▸ **Data section**
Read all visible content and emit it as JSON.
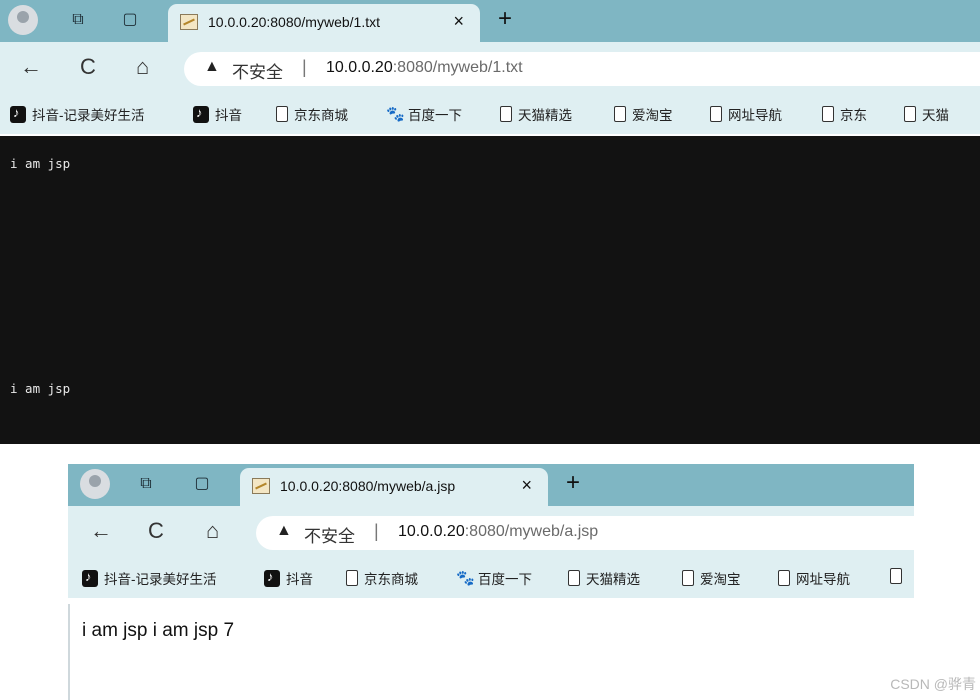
{
  "top_window": {
    "tab_title": "10.0.0.20:8080/myweb/1.txt",
    "close_glyph": "×",
    "new_tab_glyph": "+",
    "address": {
      "warning_icon": "warning-triangle-icon",
      "insecure_label": "不安全",
      "separator": "|",
      "url_host": "10.0.0.20",
      "url_rest": ":8080/myweb/1.txt"
    },
    "bookmarks": [
      "抖音-记录美好生活",
      "抖音",
      "京东商城",
      "百度一下",
      "天猫精选",
      "爱淘宝",
      "网址导航",
      "京东",
      "天猫"
    ],
    "content_lines": [
      "i am jsp",
      "i am jsp"
    ]
  },
  "bottom_window": {
    "tab_title": "10.0.0.20:8080/myweb/a.jsp",
    "close_glyph": "×",
    "new_tab_glyph": "+",
    "address": {
      "warning_icon": "warning-triangle-icon",
      "insecure_label": "不安全",
      "separator": "|",
      "url_host": "10.0.0.20",
      "url_rest": ":8080/myweb/a.jsp"
    },
    "bookmarks": [
      "抖音-记录美好生活",
      "抖音",
      "京东商城",
      "百度一下",
      "天猫精选",
      "爱淘宝",
      "网址导航",
      ""
    ],
    "content_text": "i am jsp i am jsp 7"
  },
  "nav_icons": {
    "back": "←",
    "reload": "C",
    "home": "⌂"
  },
  "watermark": "CSDN @骅青",
  "colors": {
    "tabstrip": "#7fb6c3",
    "toolbar": "#dfeff2",
    "dark_page": "#121212"
  }
}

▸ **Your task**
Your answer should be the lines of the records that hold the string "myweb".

▸ **Result below**
    "tab_title": "10.0.0.20:8080/myweb/1.txt",
      "url_rest": ":8080/myweb/1.txt"
    "tab_title": "10.0.0.20:8080/myweb/a.jsp",
      "url_rest": ":8080/myweb/a.jsp"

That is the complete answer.